I am a junky for the weird and wonderful (when it comes to grapes, in many other aspects of my life I’m decidedly pedestrian) and I’m pretty sure the first time I came across Art Wine was the Graciano. If I recall correctly, I used that wine for a spot of corporate training where it was very well received.
Graciano is a grape that hails from Rioja, where it plays second fiddle, and then some, in the quantity stakes to Tempranillo.
I am quite a fan of Spain (go out and buy the latest edition of James Halliday’s Wine Companion Magazine to read about my adventures in Rioja) and I think there’s plenty of good wine being made in South Australia from grapes of Spanish origin. The wines produced here are quite different in character to those which originate on the Iberian peninsula, but they are delicious (and often very approachable) wines.
The Art Wine Tempranillo definitely falls into this category. You won’t be mistaking it for a Rioja (well, I wasn’t) but it is a lovely, moreish wine. This wine lasted three days in our household and my tasting notes were written on day 2. I thoroughly enjoyed it on all three days … and of course by day three I was disappointed that there was little more than a glass left in the bottle.

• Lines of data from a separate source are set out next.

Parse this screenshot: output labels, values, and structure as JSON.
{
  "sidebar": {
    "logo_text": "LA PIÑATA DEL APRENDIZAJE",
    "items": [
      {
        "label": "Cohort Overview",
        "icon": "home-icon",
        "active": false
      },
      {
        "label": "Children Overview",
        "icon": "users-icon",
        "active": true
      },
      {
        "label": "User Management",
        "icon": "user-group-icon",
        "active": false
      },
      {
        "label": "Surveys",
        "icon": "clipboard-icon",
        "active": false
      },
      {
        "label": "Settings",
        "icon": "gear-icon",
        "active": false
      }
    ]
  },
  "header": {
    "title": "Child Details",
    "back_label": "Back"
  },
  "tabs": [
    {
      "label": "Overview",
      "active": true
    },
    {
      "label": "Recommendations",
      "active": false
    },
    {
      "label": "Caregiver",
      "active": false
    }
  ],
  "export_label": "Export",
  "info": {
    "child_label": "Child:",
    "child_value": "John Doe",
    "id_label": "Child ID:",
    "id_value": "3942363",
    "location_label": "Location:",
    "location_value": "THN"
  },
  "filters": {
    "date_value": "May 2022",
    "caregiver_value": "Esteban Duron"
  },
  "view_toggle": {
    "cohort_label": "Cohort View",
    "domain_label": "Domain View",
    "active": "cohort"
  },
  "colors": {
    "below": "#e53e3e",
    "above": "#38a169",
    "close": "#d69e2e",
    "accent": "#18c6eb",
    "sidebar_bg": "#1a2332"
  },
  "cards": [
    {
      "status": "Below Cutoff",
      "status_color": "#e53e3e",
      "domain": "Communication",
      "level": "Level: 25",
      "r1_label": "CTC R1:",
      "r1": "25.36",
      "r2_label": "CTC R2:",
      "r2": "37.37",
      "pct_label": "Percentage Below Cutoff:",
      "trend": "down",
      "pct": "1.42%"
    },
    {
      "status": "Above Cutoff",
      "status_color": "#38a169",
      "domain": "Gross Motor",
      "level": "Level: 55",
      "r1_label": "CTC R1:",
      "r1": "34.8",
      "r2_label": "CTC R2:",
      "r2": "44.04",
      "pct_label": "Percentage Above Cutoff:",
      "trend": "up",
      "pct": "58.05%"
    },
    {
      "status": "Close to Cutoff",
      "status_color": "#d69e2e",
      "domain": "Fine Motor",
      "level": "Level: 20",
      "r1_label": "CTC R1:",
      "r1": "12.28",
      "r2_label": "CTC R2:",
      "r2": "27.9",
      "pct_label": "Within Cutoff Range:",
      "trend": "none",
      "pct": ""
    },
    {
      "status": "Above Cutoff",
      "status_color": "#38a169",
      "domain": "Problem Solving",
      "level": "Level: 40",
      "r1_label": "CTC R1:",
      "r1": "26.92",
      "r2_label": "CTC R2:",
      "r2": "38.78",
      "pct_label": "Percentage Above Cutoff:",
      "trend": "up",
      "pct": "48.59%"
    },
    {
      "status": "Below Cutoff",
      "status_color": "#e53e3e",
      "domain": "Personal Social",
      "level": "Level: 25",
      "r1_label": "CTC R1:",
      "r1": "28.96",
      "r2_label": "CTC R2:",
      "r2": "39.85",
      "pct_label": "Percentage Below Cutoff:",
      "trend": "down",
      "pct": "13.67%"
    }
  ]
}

In the glass, the wine is very dense and purple in colour, just tending to ruby.
The nose is reasonably pronounced and red fruit dominated: think red cherry and raspberry jam, but there is something savoury lingering in the background.
The palate reflects this with some added complexity. There’s good acidity and soft tannins, and while there is a ton of fresh black and red fruit, it is balanced by earthy notes and a decided savoury finish. One the second day the alcohol was slightly more apparent but the wine was still well balanced.
A really lovely wine and one which I would buy again without hesitation.
$26 from Cellarbrations, Flagstaff Hill.